Aid workers must now choose who's the most malnourished, and experts say the crisis could become as bad as the infamous 1984 famine.
– One by one, the children are placed on a scale hanging from a makeshift wooden stand.
The mothers look pleadingly at the Doctors Without Borders aid worker, but he keeps his eyes on his clipboard, tallying the figures that determine whether each child is sick enough to eat today.
The scales in a rural clinic in Hadero, Ethiopia, are the latest indicator of the severity of the global food crisis.
There is only enough medicine and high-energy Plumpy'Nut peanut paste for the most severe cases. Outside, hundreds of hungry women and children throng the gates, desperate to go through the same brutal selection process, pushed back by guards brandishing sticks to clear a path for the next in line.
In this African nation, about 10 million people, more than 12 percent of the population, are now in need of emergency food aid after a drought wiped out harvests.
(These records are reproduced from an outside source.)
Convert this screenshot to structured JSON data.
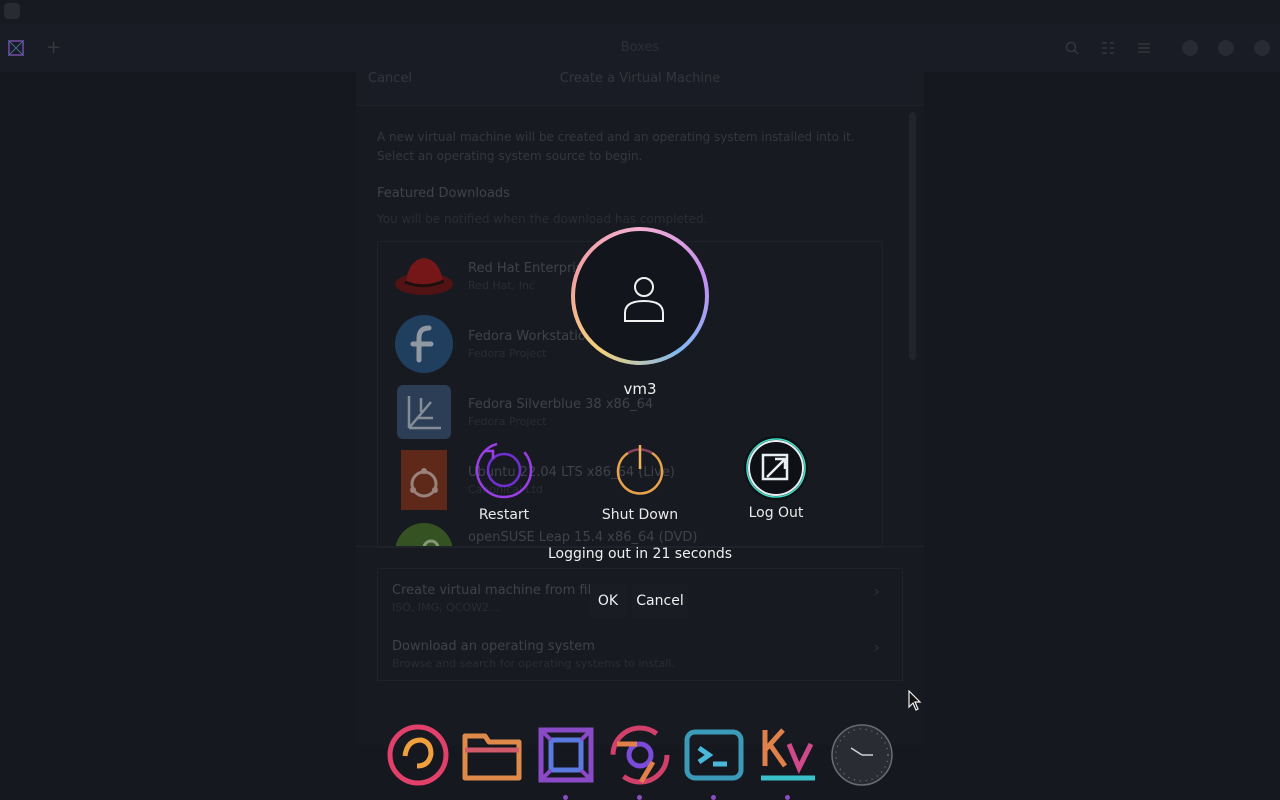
{
  "app": {
    "title": "Boxes"
  },
  "dialog": {
    "cancel_label": "Cancel",
    "title": "Create a Virtual Machine",
    "intro_line1": "A new virtual machine will be created and an operating system installed into it.",
    "intro_line2": "Select an operating system source to begin.",
    "featured_heading": "Featured Downloads",
    "featured_subtitle": "You will be notified when the download has completed.",
    "os_items": [
      {
        "name": "Red Hat Enterprise Linux",
        "vendor": "Red Hat, Inc"
      },
      {
        "name": "Fedora Workstation 38 x86_64",
        "vendor": "Fedora Project"
      },
      {
        "name": "Fedora Silverblue 38 x86_64",
        "vendor": "Fedora Project"
      },
      {
        "name": "Ubuntu 22.04 LTS x86_64 (Live)",
        "vendor": "Canonical Ltd"
      },
      {
        "name": "openSUSE Leap 15.4 x86_64 (DVD)",
        "vendor": ""
      }
    ],
    "options": [
      {
        "title": "Create virtual machine from file",
        "subtitle": "ISO, IMG, QCOW2..."
      },
      {
        "title": "Download an operating system",
        "subtitle": "Browse and search for operating systems to install."
      }
    ]
  },
  "logout": {
    "username": "vm3",
    "actions": {
      "restart": "Restart",
      "shutdown": "Shut Down",
      "logout": "Log Out"
    },
    "countdown_text": "Logging out in 21 seconds",
    "ok_label": "OK",
    "cancel_label": "Cancel"
  },
  "dock": {
    "items": [
      "firefox-icon",
      "files-icon",
      "boxes-icon",
      "chrome-icon",
      "terminal-icon",
      "kvantum-icon",
      "clock-icon"
    ]
  },
  "colors": {
    "background": "#1c1f27",
    "avatar_ring": "#c78cf2",
    "log_out_accent": "#3fe0c8",
    "restart_accent": "#9a3fe8"
  }
}
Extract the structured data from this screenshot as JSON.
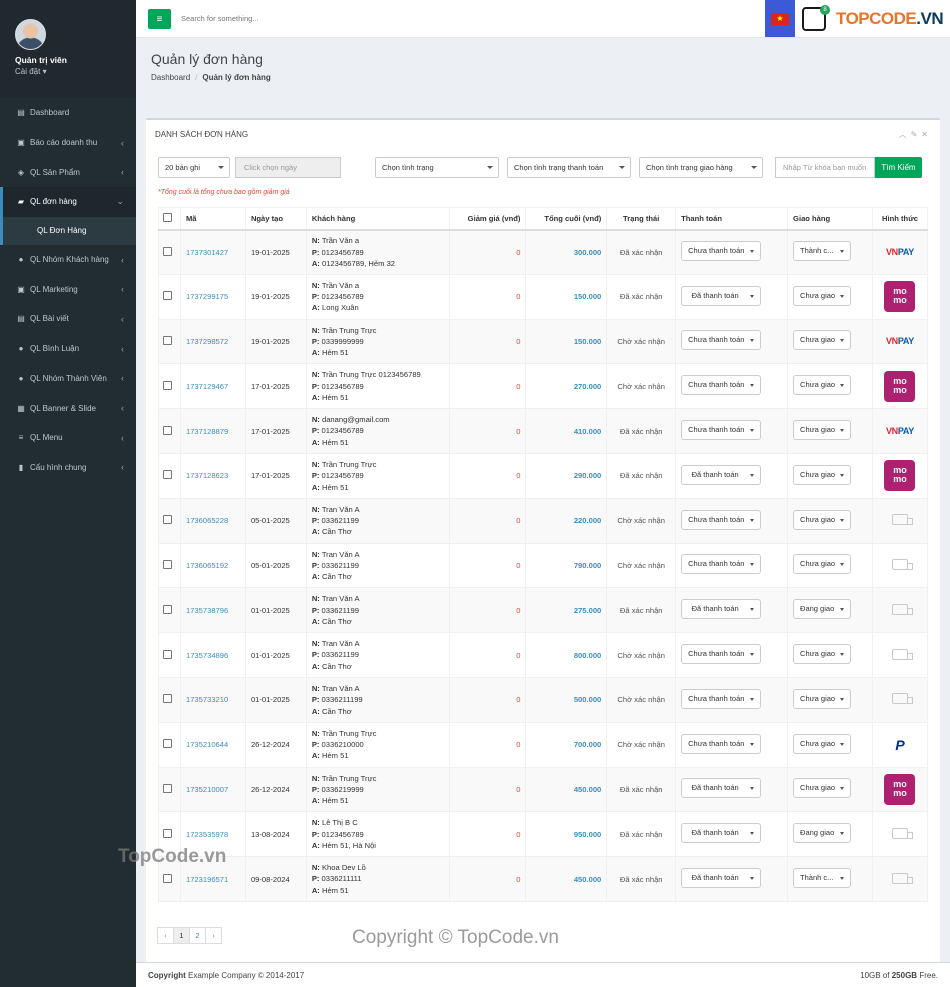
{
  "user": {
    "name": "Quản trị viên",
    "settings": "Cài đặt"
  },
  "menu": [
    {
      "label": "Dashboard",
      "icon": "dashboard-icon"
    },
    {
      "label": "Báo cáo doanh thu",
      "icon": "report-icon"
    },
    {
      "label": "QL Sản Phẩm",
      "icon": "product-icon"
    },
    {
      "label": "QL đơn hàng",
      "icon": "bag-icon"
    },
    {
      "label": "QL Nhóm Khách hàng",
      "icon": "user-icon"
    },
    {
      "label": "QL Marketing",
      "icon": "marketing-icon"
    },
    {
      "label": "QL Bài viết",
      "icon": "post-icon"
    },
    {
      "label": "QL Bình Luận",
      "icon": "comment-icon"
    },
    {
      "label": "QL Nhóm Thành Viên",
      "icon": "member-icon"
    },
    {
      "label": "QL Banner & Slide",
      "icon": "image-icon"
    },
    {
      "label": "QL Menu",
      "icon": "menu-icon"
    },
    {
      "label": "Cấu hình chung",
      "icon": "config-icon"
    }
  ],
  "submenu": {
    "label": "QL Đơn Hàng"
  },
  "topbar": {
    "search_placeholder": "Search for something...",
    "logo_text": "TOPCODE",
    "logo_suffix": ".VN",
    "logo_badge": "8"
  },
  "header": {
    "title": "Quản lý đơn hàng",
    "crumb_home": "Dashboard",
    "crumb_current": "Quản lý đơn hàng"
  },
  "panel": {
    "title": "DANH SÁCH ĐƠN HÀNG",
    "page_size": "20 bản ghi",
    "date_placeholder": "Click chọn ngày",
    "status_filter": "Chọn tình trạng",
    "payment_filter": "Chọn tình trạng thanh toán",
    "shipping_filter": "Chọn tình trạng giao hàng",
    "keyword_placeholder": "Nhập Từ khóa bạn muốn",
    "search_button": "Tìm Kiếm",
    "note": "*Tổng cuối là tổng chưa bao gồm giảm giá"
  },
  "columns": {
    "code": "Mã",
    "date": "Ngày tạo",
    "customer": "Khách hàng",
    "discount": "Giảm giá (vnđ)",
    "total": "Tổng cuối (vnđ)",
    "status": "Trạng thái",
    "payment": "Thanh toán",
    "shipping": "Giao hàng",
    "method": "Hình thức"
  },
  "orders": [
    {
      "code": "1737301427",
      "date": "19-01-2025",
      "name": "Trần Văn a",
      "phone": "0123456789",
      "address": "0123456789, Hẻm 32",
      "discount": "0",
      "total": "300.000",
      "status": "Đã xác nhận",
      "payment": "Chưa thanh toán",
      "shipping": "Thành c...",
      "method": "vnpay"
    },
    {
      "code": "1737299175",
      "date": "19-01-2025",
      "name": "Trần Văn a",
      "phone": "0123456789",
      "address": "Long Xuân",
      "discount": "0",
      "total": "150.000",
      "status": "Đã xác nhận",
      "payment": "Đã thanh toán",
      "shipping": "Chưa giao",
      "method": "momo"
    },
    {
      "code": "1737298572",
      "date": "19-01-2025",
      "name": "Trần Trung Trực",
      "phone": "0339999999",
      "address": "Hẻm 51",
      "discount": "0",
      "total": "150.000",
      "status": "Chờ xác nhận",
      "payment": "Chưa thanh toán",
      "shipping": "Chưa giao",
      "method": "vnpay"
    },
    {
      "code": "1737129467",
      "date": "17-01-2025",
      "name": "Trần Trung Trực 0123456789",
      "phone": "0123456789",
      "address": "Hẻm 51",
      "discount": "0",
      "total": "270.000",
      "status": "Chờ xác nhận",
      "payment": "Chưa thanh toán",
      "shipping": "Chưa giao",
      "method": "momo"
    },
    {
      "code": "1737128879",
      "date": "17-01-2025",
      "name": "danang@gmail.com",
      "phone": "0123456789",
      "address": "Hẻm 51",
      "discount": "0",
      "total": "410.000",
      "status": "Đã xác nhận",
      "payment": "Chưa thanh toán",
      "shipping": "Chưa giao",
      "method": "vnpay"
    },
    {
      "code": "1737128623",
      "date": "17-01-2025",
      "name": "Trần Trung Trực",
      "phone": "0123456789",
      "address": "Hẻm 51",
      "discount": "0",
      "total": "290.000",
      "status": "Đã xác nhận",
      "payment": "Đã thanh toán",
      "shipping": "Chưa giao",
      "method": "momo"
    },
    {
      "code": "1736065228",
      "date": "05-01-2025",
      "name": "Tran Văn A",
      "phone": "033621199",
      "address": "Cần Thơ",
      "discount": "0",
      "total": "220.000",
      "status": "Chờ xác nhận",
      "payment": "Chưa thanh toán",
      "shipping": "Chưa giao",
      "method": "cod"
    },
    {
      "code": "1736065192",
      "date": "05-01-2025",
      "name": "Tran Văn A",
      "phone": "033621199",
      "address": "Cần Thơ",
      "discount": "0",
      "total": "790.000",
      "status": "Chờ xác nhận",
      "payment": "Chưa thanh toán",
      "shipping": "Chưa giao",
      "method": "cod"
    },
    {
      "code": "1735738796",
      "date": "01-01-2025",
      "name": "Tran Văn A",
      "phone": "033621199",
      "address": "Cần Thơ",
      "discount": "0",
      "total": "275.000",
      "status": "Đã xác nhận",
      "payment": "Đã thanh toán",
      "shipping": "Đang giao",
      "method": "cod"
    },
    {
      "code": "1735734896",
      "date": "01-01-2025",
      "name": "Tran Văn A",
      "phone": "033621199",
      "address": "Cần Thơ",
      "discount": "0",
      "total": "800.000",
      "status": "Chờ xác nhận",
      "payment": "Chưa thanh toán",
      "shipping": "Chưa giao",
      "method": "cod"
    },
    {
      "code": "1735733210",
      "date": "01-01-2025",
      "name": "Tran Văn A",
      "phone": "0336211199",
      "address": "Cần Thơ",
      "discount": "0",
      "total": "500.000",
      "status": "Chờ xác nhận",
      "payment": "Chưa thanh toán",
      "shipping": "Chưa giao",
      "method": "cod"
    },
    {
      "code": "1735210644",
      "date": "26-12-2024",
      "name": "Trần Trung Trực",
      "phone": "0336210000",
      "address": "Hẻm 51",
      "discount": "0",
      "total": "700.000",
      "status": "Chờ xác nhận",
      "payment": "Chưa thanh toán",
      "shipping": "Chưa giao",
      "method": "paypal"
    },
    {
      "code": "1735210007",
      "date": "26-12-2024",
      "name": "Trần Trung Trực",
      "phone": "0336219999",
      "address": "Hẻm 51",
      "discount": "0",
      "total": "450.000",
      "status": "Đã xác nhận",
      "payment": "Đã thanh toán",
      "shipping": "Chưa giao",
      "method": "momo"
    },
    {
      "code": "1723535978",
      "date": "13-08-2024",
      "name": "Lê Thị B C",
      "phone": "0123456789",
      "address": "Hẻm 51, Hà Nội",
      "discount": "0",
      "total": "950.000",
      "status": "Đã xác nhận",
      "payment": "Đã thanh toán",
      "shipping": "Đang giao",
      "method": "cod"
    },
    {
      "code": "1723196571",
      "date": "09-08-2024",
      "name": "Khoa Dev Lồ",
      "phone": "0336211111",
      "address": "Hẻm 51",
      "discount": "0",
      "total": "450.000",
      "status": "Đã xác nhận",
      "payment": "Đã thanh toán",
      "shipping": "Thành c...",
      "method": "cod"
    }
  ],
  "labels": {
    "n": "N:",
    "p": "P:",
    "a": "A:",
    "vn": "VN",
    "pay": "PAY",
    "momo1": "mo",
    "momo2": "mo",
    "paypal": "P"
  },
  "pagination": {
    "prev": "‹",
    "pages": [
      "1",
      "2"
    ],
    "next": "›"
  },
  "footer": {
    "copyright_bold": "Copyright",
    "copyright_text": " Example Company © 2014-2017",
    "usage": "10GB of ",
    "usage_bold": "250GB",
    "usage_end": " Free."
  },
  "watermark": {
    "small": "TopCode.vn",
    "copyright": "Copyright © TopCode.vn"
  }
}
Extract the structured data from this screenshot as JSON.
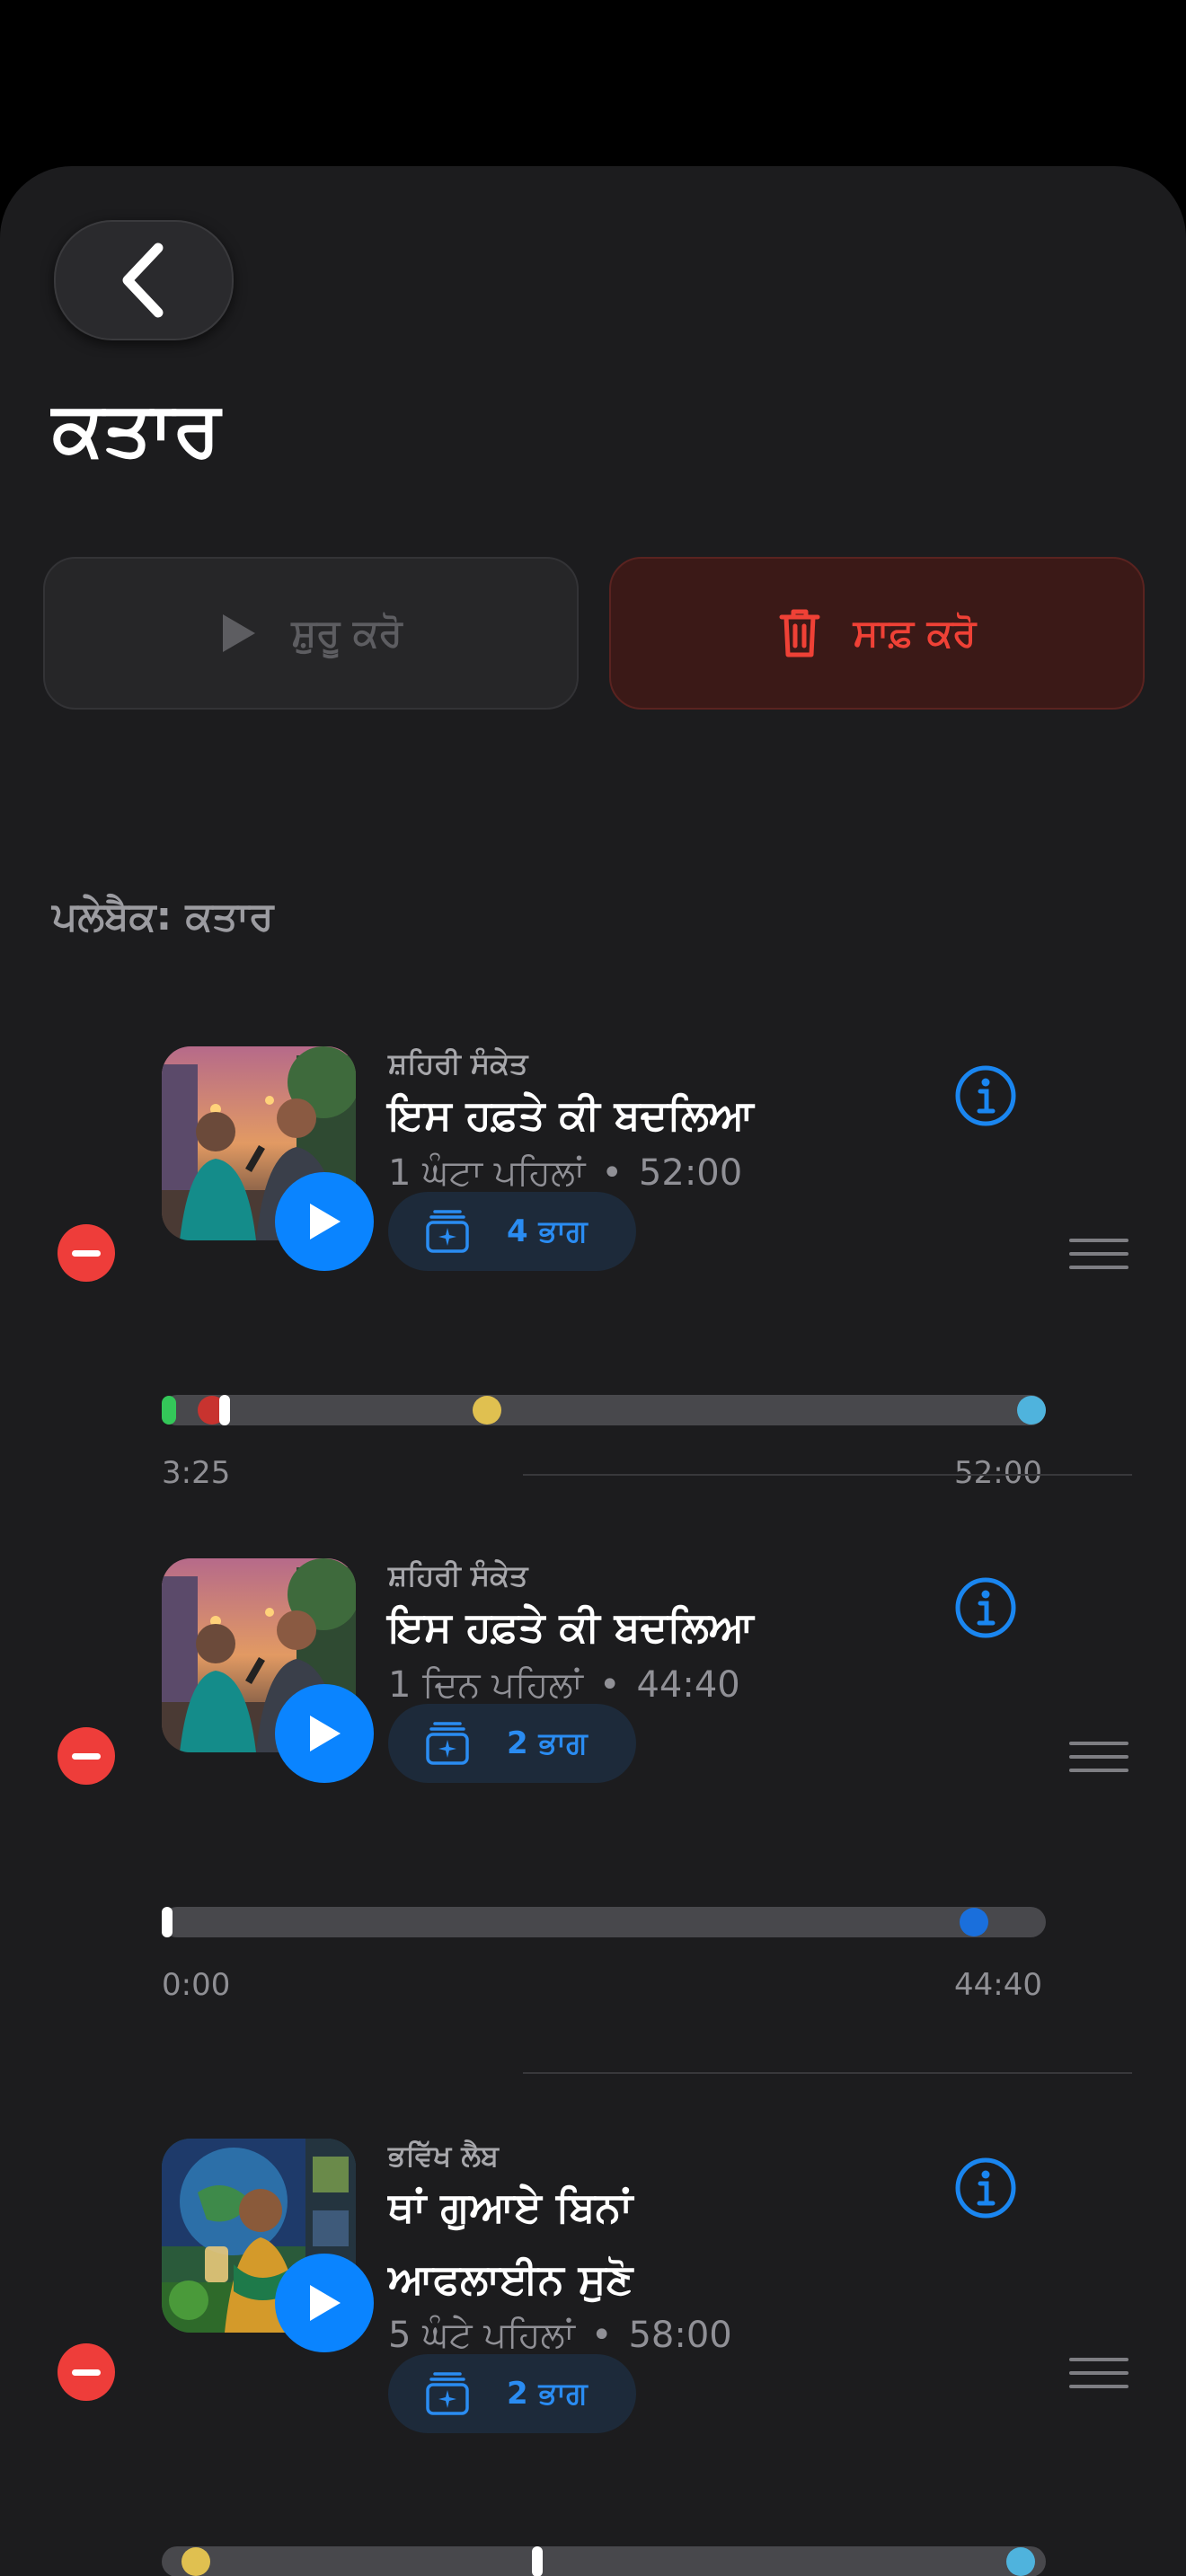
{
  "header": {
    "back_icon": "chevron-left-icon",
    "title": "ਕਤਾਰ"
  },
  "actions": {
    "start_label": "ਸ਼ੁਰੂ ਕਰੋ",
    "start_icon": "play-icon",
    "clear_label": "ਸਾਫ਼ ਕਰੋ",
    "clear_icon": "trash-icon"
  },
  "section_label": "ਪਲੇਬੈਕ: ਕਤਾਰ",
  "colors": {
    "accent": "#0a84ff",
    "destructive": "#ef4136",
    "background": "#1c1c1e"
  },
  "queue": [
    {
      "show": "ਸ਼ਹਿਰੀ ਸੰਕੇਤ",
      "title": "ਇਸ ਹਫ਼ਤੇ ਕੀ ਬਦਲਿਆ",
      "age": "1 ਘੰਟਾ ਪਹਿਲਾਂ",
      "duration": "52:00",
      "parts": "4 ਭਾਗ",
      "elapsed": "3:25",
      "total": "52:00",
      "progress": 0.066
    },
    {
      "show": "ਸ਼ਹਿਰੀ ਸੰਕੇਤ",
      "title": "ਇਸ ਹਫ਼ਤੇ ਕੀ ਬਦਲਿਆ",
      "age": "1 ਦਿਨ ਪਹਿਲਾਂ",
      "duration": "44:40",
      "parts": "2 ਭਾਗ",
      "elapsed": "0:00",
      "total": "44:40",
      "progress": 0.0
    },
    {
      "show": "ਭਵਿੱਖ ਲੈਬ",
      "title_line1": "ਥਾਂ ਗੁਆਏ ਬਿਨਾਂ",
      "title_line2": "ਆਫਲਾਈਨ ਸੁਣੋ",
      "age": "5 ਘੰਟੇ ਪਹਿਲਾਂ",
      "duration": "58:00",
      "parts": "2 ਭਾਗ",
      "progress": 0.42
    }
  ]
}
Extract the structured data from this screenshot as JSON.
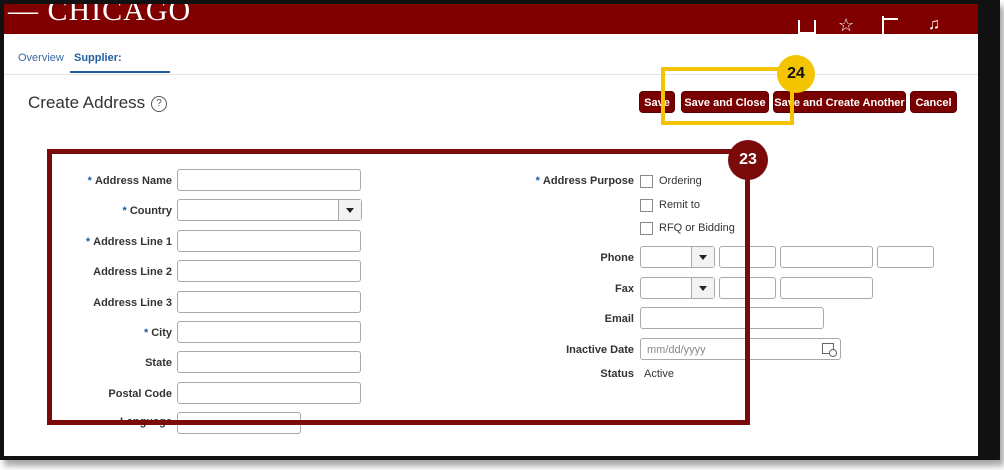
{
  "header": {
    "logo_text": "— CHICAGO"
  },
  "tabs": {
    "overview": "Overview",
    "supplier": "Supplier:"
  },
  "page": {
    "title": "Create Address",
    "help": "?"
  },
  "toolbar": {
    "save": "Save",
    "save_and_close": "Save and Close",
    "save_and_create_another": "Save and Create Another",
    "cancel": "Cancel"
  },
  "callouts": {
    "step24": "24",
    "step23": "23"
  },
  "form": {
    "required_marker": "*",
    "left": {
      "address_name": "Address Name",
      "country": "Country",
      "address_line_1": "Address Line 1",
      "address_line_2": "Address Line 2",
      "address_line_3": "Address Line 3",
      "city": "City",
      "state": "State",
      "postal_code": "Postal Code",
      "language": "Language"
    },
    "right": {
      "address_purpose": "Address Purpose",
      "purposes": [
        "Ordering",
        "Remit to",
        "RFQ or Bidding"
      ],
      "phone": "Phone",
      "fax": "Fax",
      "email": "Email",
      "inactive_date": "Inactive Date",
      "inactive_date_placeholder": "mm/dd/yyyy",
      "status": "Status",
      "status_value": "Active"
    }
  }
}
But because grain is now twice as expensive as a year ago – if it is available at all – there is not enough food in Ethiopia to feed everyone in need.
Some aid workers are concerned that the combination of forces could force the country into the worst crisis since the infamous Ethiopian famine that killed an estimated 1 million people and was brought home to millions of television viewers across the world in the mid-1980s.
Aid workers and government officials are thus forced to "prioritize," a harsh but necessary part of any relief effort, but rarely as grim a task as in Ethiopia at present.
"People don't know yet how widespread and severe the world hunger crisis is," says David Beckmann, president of Washington D.C.-based Bread for the World. "The gruesome things now happening in Ethiopia may be the first example of a country that's being pushed into a humanitarian crisis partly because of bad weather, but partly because of the high price of food and the high price of fuel."